Mike Gillespie, 71 years young, has as a mind as nimble as a leaping Ozzie Smith double-play turn at second base. It is, the
The former comes into play when attempting to scrub a particularly heart-wrenching defeat from his memory. And one such setback — a two-run rally by host Virginia with two outs and none on in the ninth inning of the deciding game of the Super Regional on June 13 that sent the winner to the College World Series — is a mental and emotional scab that still oozes agony.
"I can't speak for anybody else, but I will never get over it. Ever, ever, ever," Gillespie said of the 3-2 loss to the
"In 1974 my [College of the Canyons] team was ahead, 15-2, in a game that put the winner in the state championship game. We lost, 21-15, to San Diego City after they had given up on the game and put all their subs in. There was a guy, whose name I will never forget, named Detroit Bugg, who did not even start the game for them. He came in and hit three three-run home runs. So, between 1974 and today, there have been about a half-dozen games, including that
"So, I will never forget it. Ever. I'll need to go full-on demented to forget it. And that's probably not that far off."
Perhaps as disheartening as the dramatic end to the season for members of the UCI program, was a late-season illness endured by Pat Shine, UCI's associate head coach and recruiting coordinator.
Shine, was diagnosed with dermatomyositis, a connective-tissue disease that sidelined him for eight games and limited his role in about a dozen other contests. Gillespie took over for Shine as the team's third base coach the final 23 games.
Shine, who dropped more than 20 pounds due to debilitating
And while his condition prompted him to bow out of a summer coaching commitment with the Compton-based Urban Youth Academy Barons, Gillespie said Shine has been spending full days working diligently in the UCI baseball office, and has been told he can look forward to a full return to his on-field duties next season.
"He is working, he looks good and he feels good," Gillespie said of Shine, who has been his right-hand man during a four-year tenure that represented Shine's second go-around as a UCI assistant. "And we expect him to keep getting better.
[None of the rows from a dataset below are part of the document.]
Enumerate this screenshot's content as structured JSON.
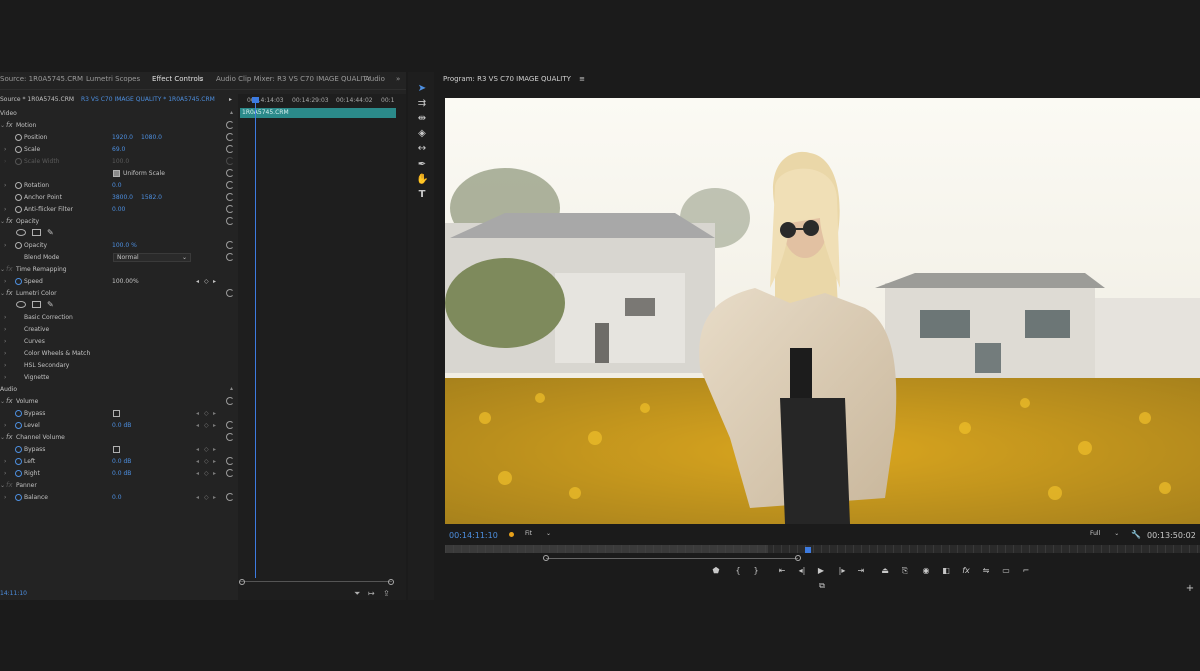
{
  "panel_tabs": {
    "source": "Source: 1R0A5745.CRM",
    "lumetri_scopes": "Lumetri Scopes",
    "effect_controls": "Effect Controls",
    "audio_clip_mixer": "Audio Clip Mixer: R3 VS C70 IMAGE QUALITY",
    "audio": "Audio",
    "more": "»"
  },
  "source_row": {
    "source": "Source * 1R0A5745.CRM",
    "sequence": "R3 VS C70 IMAGE QUALITY * 1R0A5745.CRM"
  },
  "ruler": {
    "t0": "00:14:14:03",
    "t1": "00:14:29:03",
    "t2": "00:14:44:02",
    "t3": "00:1"
  },
  "clip_name": "1R0A5745.CRM",
  "effects": {
    "video_header": "Video",
    "motion": "Motion",
    "position": "Position",
    "position_x": "1920.0",
    "position_y": "1080.0",
    "scale": "Scale",
    "scale_val": "69.0",
    "scale_width": "Scale Width",
    "scale_width_val": "100.0",
    "uniform_scale": "Uniform Scale",
    "rotation": "Rotation",
    "rotation_val": "0.0",
    "anchor_point": "Anchor Point",
    "anchor_x": "3800.0",
    "anchor_y": "1582.0",
    "anti_flicker": "Anti-flicker Filter",
    "anti_flicker_val": "0.00",
    "opacity": "Opacity",
    "opacity_val": "100.0 %",
    "blend_mode": "Blend Mode",
    "blend_mode_val": "Normal",
    "time_remapping": "Time Remapping",
    "speed": "Speed",
    "speed_val": "100.00%",
    "lumetri_color": "Lumetri Color",
    "basic_correction": "Basic Correction",
    "creative": "Creative",
    "curves": "Curves",
    "color_wheels": "Color Wheels & Match",
    "hsl_secondary": "HSL Secondary",
    "vignette": "Vignette",
    "audio_header": "Audio",
    "volume": "Volume",
    "bypass": "Bypass",
    "level": "Level",
    "level_val": "0.0 dB",
    "channel_volume": "Channel Volume",
    "bypass2": "Bypass",
    "left": "Left",
    "left_val": "0.0 dB",
    "right": "Right",
    "right_val": "0.0 dB",
    "panner": "Panner",
    "balance": "Balance",
    "balance_val": "0.0"
  },
  "ec_footer_tc": "14:11:10",
  "program": {
    "title": "Program: R3 VS C70 IMAGE QUALITY",
    "timecode_current": "00:14:11:10",
    "fit": "Fit",
    "full": "Full",
    "timecode_duration": "00:13:50:02"
  },
  "colors": {
    "accent": "#4d8fe0",
    "clip": "#2b8a8a"
  }
}
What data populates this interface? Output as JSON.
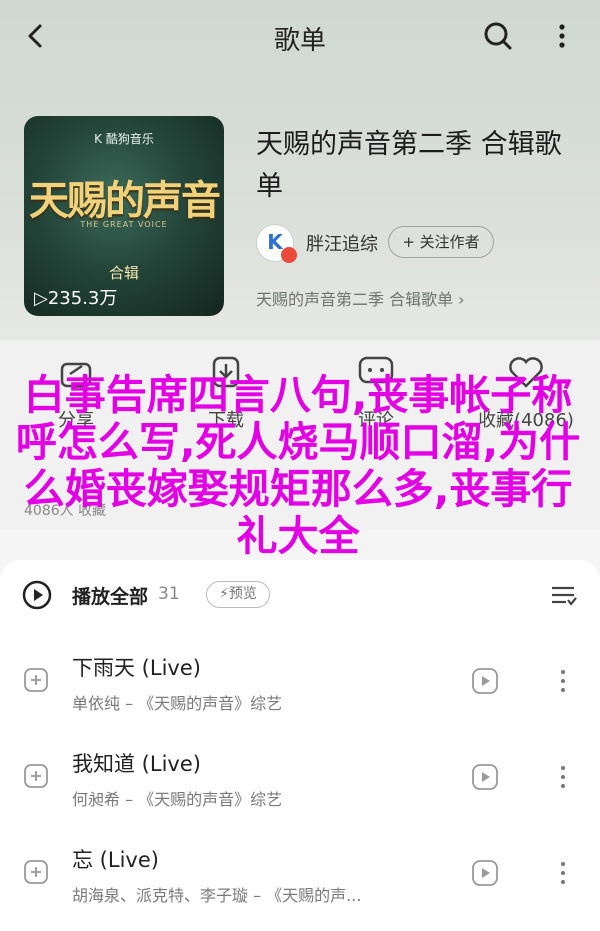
{
  "topbar": {
    "title": "歌单"
  },
  "playlist": {
    "title": "天赐的声音第二季  合辑歌单",
    "creator": "胖汪追综",
    "follow_label": "+ 关注作者",
    "description": "天赐的声音第二季 合辑歌单 ›",
    "cover": {
      "brand": "K 酷狗音乐",
      "title": "天赐的声音",
      "subtitle": "THE GREAT VOICE",
      "badge": "合辑",
      "play_count": "▷235.3万"
    }
  },
  "actions": [
    {
      "label": "分享",
      "icon": "share-icon"
    },
    {
      "label": "下载",
      "icon": "download-icon"
    },
    {
      "label": "评论",
      "icon": "comment-icon"
    },
    {
      "label": "收藏(4086)",
      "icon": "favorite-icon"
    }
  ],
  "users_text": "4086人 收藏",
  "overlay_text": "白事告席四言八句,丧事帐子称呼怎么写,死人烧马顺口溜,为什么婚丧嫁娶规矩那么多,丧事行礼大全",
  "list_header": {
    "play_all": "播放全部",
    "count": "31",
    "preview": "预览"
  },
  "songs": [
    {
      "title": "下雨天 (Live)",
      "info": "单依纯 – 《天赐的声音》综艺"
    },
    {
      "title": "我知道 (Live)",
      "info": "何昶希 – 《天赐的声音》综艺"
    },
    {
      "title": "忘 (Live)",
      "info": "胡海泉、派克特、李子璇 – 《天赐的声..."
    }
  ],
  "colors": {
    "overlay": "#e400e4",
    "accent": "#2c6fd8"
  }
}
The doctor has led him to believe he will get to the point where he can be real physical and have the thing managed."
Gillespie was happy to field a question about the strong inaugural season of UCI pitching coach Jason Dietrich, who stepped in after Ted Silva left after the 2010 season to take the same job at Loyola Marymount.
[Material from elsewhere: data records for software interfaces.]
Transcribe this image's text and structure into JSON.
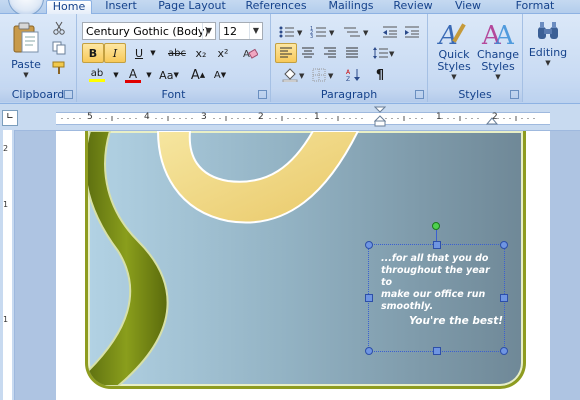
{
  "tabs": [
    {
      "label": "Home",
      "active": true
    },
    {
      "label": "Insert"
    },
    {
      "label": "Page Layout"
    },
    {
      "label": "References"
    },
    {
      "label": "Mailings"
    },
    {
      "label": "Review"
    },
    {
      "label": "View"
    },
    {
      "label": "Format"
    }
  ],
  "clipboard": {
    "group_label": "Clipboard",
    "paste_label": "Paste"
  },
  "font": {
    "group_label": "Font",
    "font_name": "Century Gothic (Body)",
    "font_size": "12",
    "bold": "B",
    "italic": "I",
    "underline": "U",
    "strike": "abc",
    "subscript": "x₂",
    "superscript": "x²",
    "grow": "A",
    "shrink": "A",
    "change_case": "Aa",
    "highlight": "ab",
    "font_color": "A"
  },
  "paragraph": {
    "group_label": "Paragraph",
    "pilcrow": "¶"
  },
  "styles": {
    "group_label": "Styles",
    "quick_styles": "Quick\nStyles",
    "change_styles": "Change\nStyles",
    "quick_line1": "Quick",
    "quick_line2": "Styles",
    "change_line1": "Change",
    "change_line2": "Styles"
  },
  "editing": {
    "label": "Editing"
  },
  "ruler": {
    "numbers": [
      "5",
      "4",
      "3",
      "2",
      "1",
      "1",
      "2"
    ],
    "vnumbers": [
      "2",
      "1",
      "1"
    ]
  },
  "textbox": {
    "line1": "...for all that you do",
    "line2": "throughout the year to",
    "line3": "make our office run",
    "line4": "smoothly.",
    "signoff": "You're the  best!"
  },
  "colors": {
    "accent_highlight": "#f8c959",
    "card_border": "#8e9c20",
    "ribbon": "#c9dbf3"
  }
}
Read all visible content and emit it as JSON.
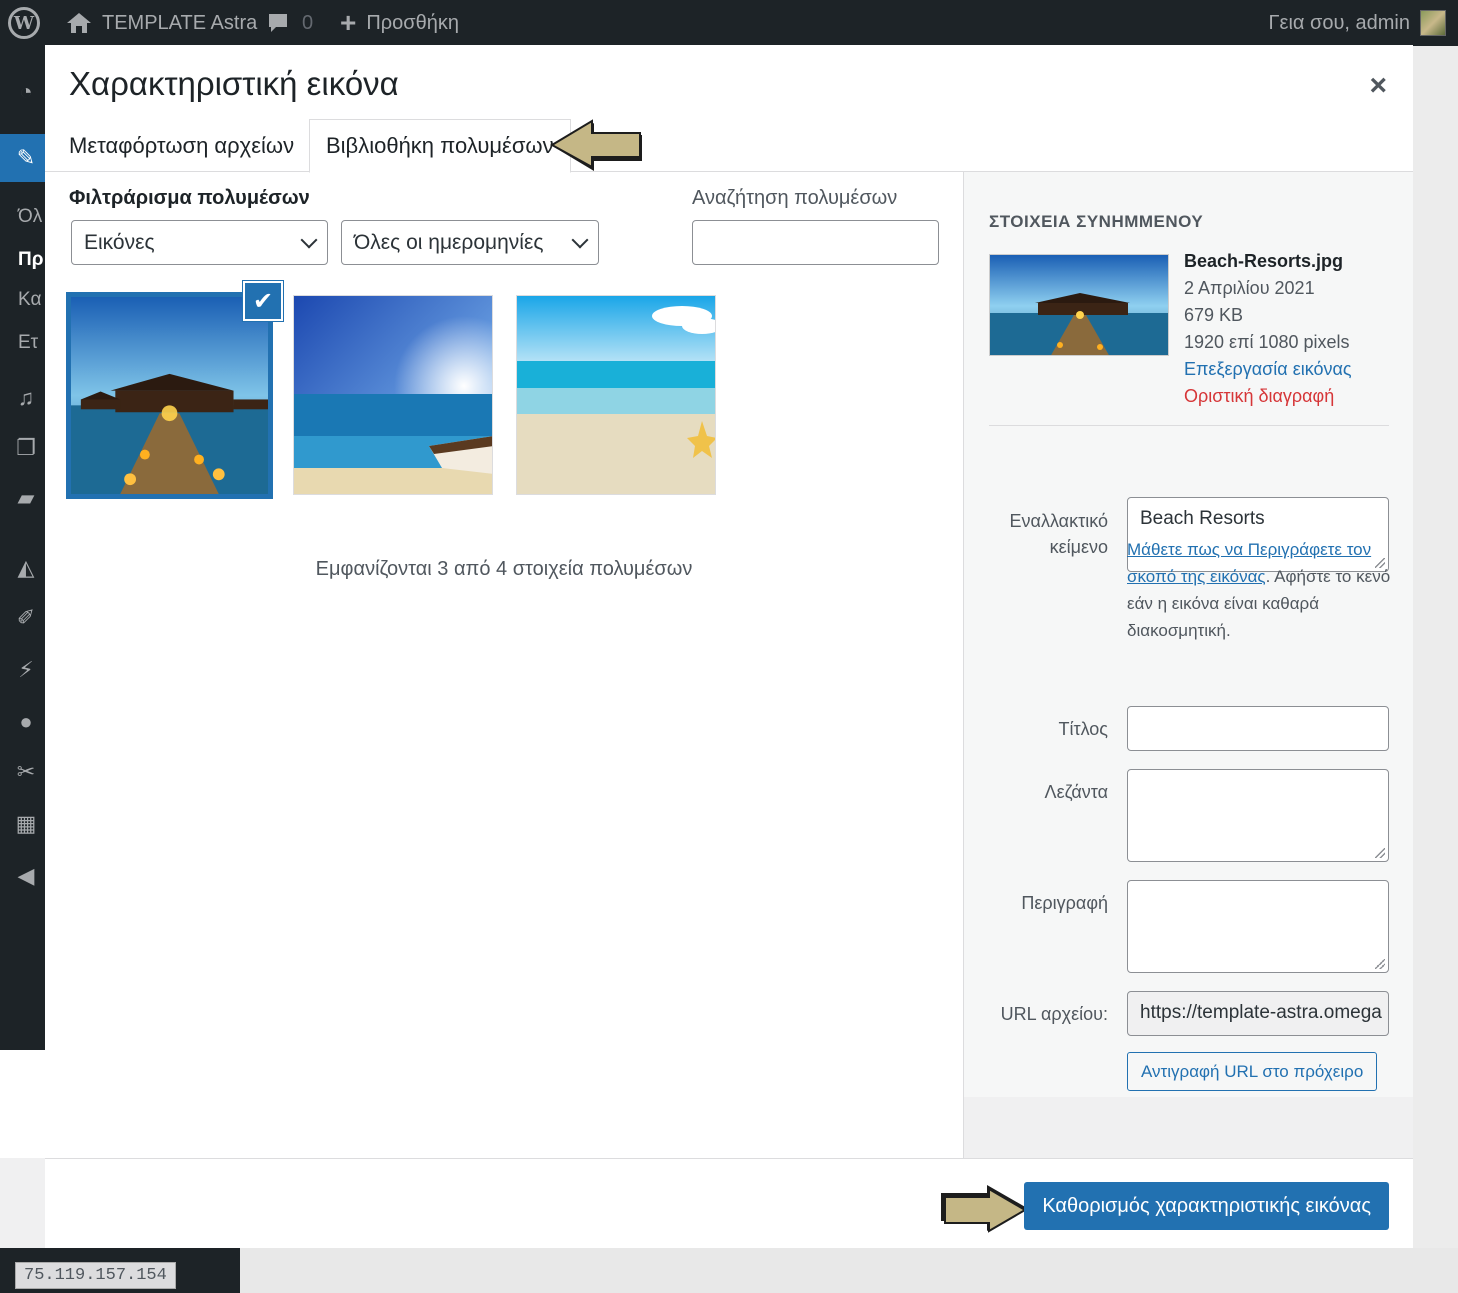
{
  "adminbar": {
    "site_name": "TEMPLATE Astra",
    "comment_count": "0",
    "new_label": "Προσθήκη",
    "greeting": "Γεια σου, admin"
  },
  "adminmenu": {
    "partial_labels": [
      "Όλ",
      "Πρ",
      "Κα",
      "Ετ"
    ]
  },
  "ip_label": "75.119.157.154",
  "modal": {
    "title": "Χαρακτηριστική εικόνα",
    "close": "×",
    "tabs": [
      {
        "label": "Μεταφόρτωση αρχείων",
        "active": false
      },
      {
        "label": "Βιβλιοθήκη πολυμέσων",
        "active": true
      }
    ],
    "filter_label": "Φιλτράρισμα πολυμέσων",
    "filter_type": {
      "selected": "Εικόνες"
    },
    "filter_date": {
      "selected": "Όλες οι ημερομηνίες"
    },
    "search_label": "Αναζήτηση πολυμέσων",
    "search_value": "",
    "count_text": "Εμφανίζονται 3 από 4 στοιχεία πολυμέσων",
    "selected_check": "✔"
  },
  "details": {
    "heading": "ΣΤΟΙΧΕΙΑ ΣΥΝΗΜΜΕΝΟΥ",
    "filename": "Beach-Resorts.jpg",
    "date": "2 Απριλίου 2021",
    "size": "679 KB",
    "dimensions": "1920 επί 1080 pixels",
    "edit_link": "Επεξεργασία εικόνας",
    "delete_link": "Οριστική διαγραφή",
    "alt_label_1": "Εναλλακτικό",
    "alt_label_2": "κείμενο",
    "alt_value": "Beach Resorts",
    "alt_help_link": "Μάθετε πως να Περιγράφετε τον σκοπό της εικόνας",
    "alt_help_text": ". Αφήστε το κενό εάν η εικόνα είναι καθαρά διακοσμητική.",
    "title_label": "Τίτλος",
    "title_value": "",
    "caption_label": "Λεζάντα",
    "caption_value": "",
    "description_label": "Περιγραφή",
    "description_value": "",
    "url_label": "URL αρχείου:",
    "url_value": "https://template-astra.omega",
    "copy_button": "Αντιγραφή URL στο πρόχειρο"
  },
  "toolbar": {
    "primary_button": "Καθορισμός χαρακτηριστικής εικόνας"
  },
  "colors": {
    "accent": "#2271b1",
    "admin_bg": "#1d2327",
    "delete": "#d63638",
    "arrow_fill": "#c5b786"
  }
}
"I think he did a great job," Gillespie said of Dietrich, whose staff produced a 2.90 earned-run average and gave the 'Eaters their fourth straight Big West Conference Pitcher of the Year in All-American junior Matt Summers.
"The proof is in the proof," Gillespie said. "There were some challenges there [UCI lost its weekend starters and its closer, all three of whom had been All-Americans, after the 2010 campaign]. But you look at the improvement of Summers and [sophomore] Matt Whitehouse [who had surrendered 32 earned runs in 36 2/3 combined innings in 2010] and you look at how well freshmen [Andrew Thurman and Jimmy Litchfield] did and you see Jason really grew into the job."
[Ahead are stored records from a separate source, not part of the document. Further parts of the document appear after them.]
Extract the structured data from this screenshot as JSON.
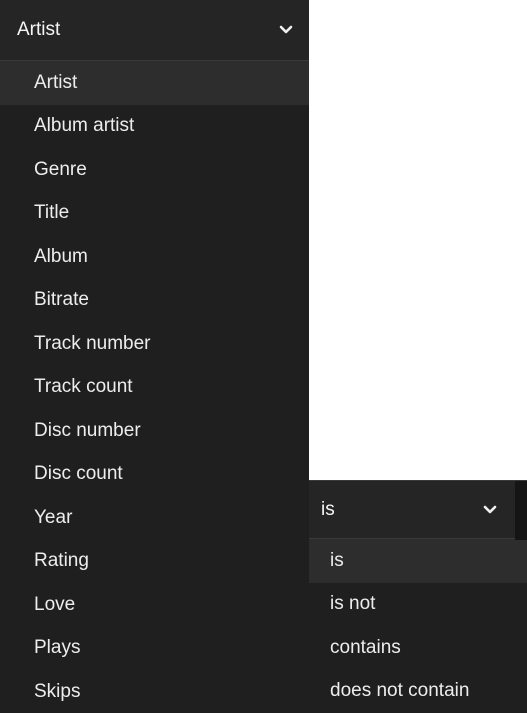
{
  "field_dropdown": {
    "selected": "Artist",
    "options": [
      "Artist",
      "Album artist",
      "Genre",
      "Title",
      "Album",
      "Bitrate",
      "Track number",
      "Track count",
      "Disc number",
      "Disc count",
      "Year",
      "Rating",
      "Love",
      "Plays",
      "Skips"
    ],
    "highlighted_option": "Artist"
  },
  "operator_dropdown": {
    "selected": "is",
    "options": [
      "is",
      "is not",
      "contains",
      "does not contain"
    ],
    "highlighted_option": "is"
  },
  "colors": {
    "background": "#1f1f1f",
    "header": "#252525",
    "highlight": "#2d2d2d",
    "text": "#ededed"
  },
  "icons": {
    "expand": "chevron-down-icon"
  }
}
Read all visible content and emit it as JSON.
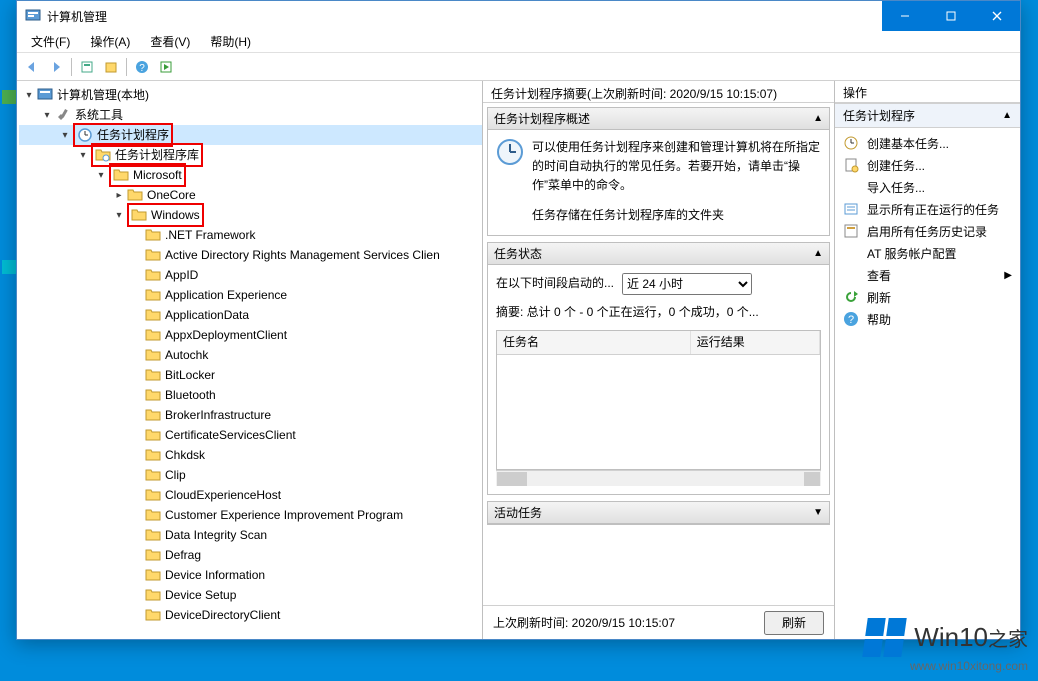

Gillespie praised Cal State Fullerton's recent hiring of longtime Titans assistant Rick Vanderhook, who worked the past two seasons at UCLA under former UCI head man
Vanderhook takes over for Dave Serrano, another former UCI coach who departed Fullerton for Tennessee last month.
"I like him," Gillespie said of Vanderhook. "I've known him a long time and I'm glad for him. I can't hate Fullerton as much anymore."
Gillespie also commented on Serrano's move to Tennessee, which reportedly more than tripled his salary.
"I thought it was a no-brainer," Gillespie said of Serrano's decision. "It's life-changing money."
But Gillespie said Serrano will also face a strong test battling more established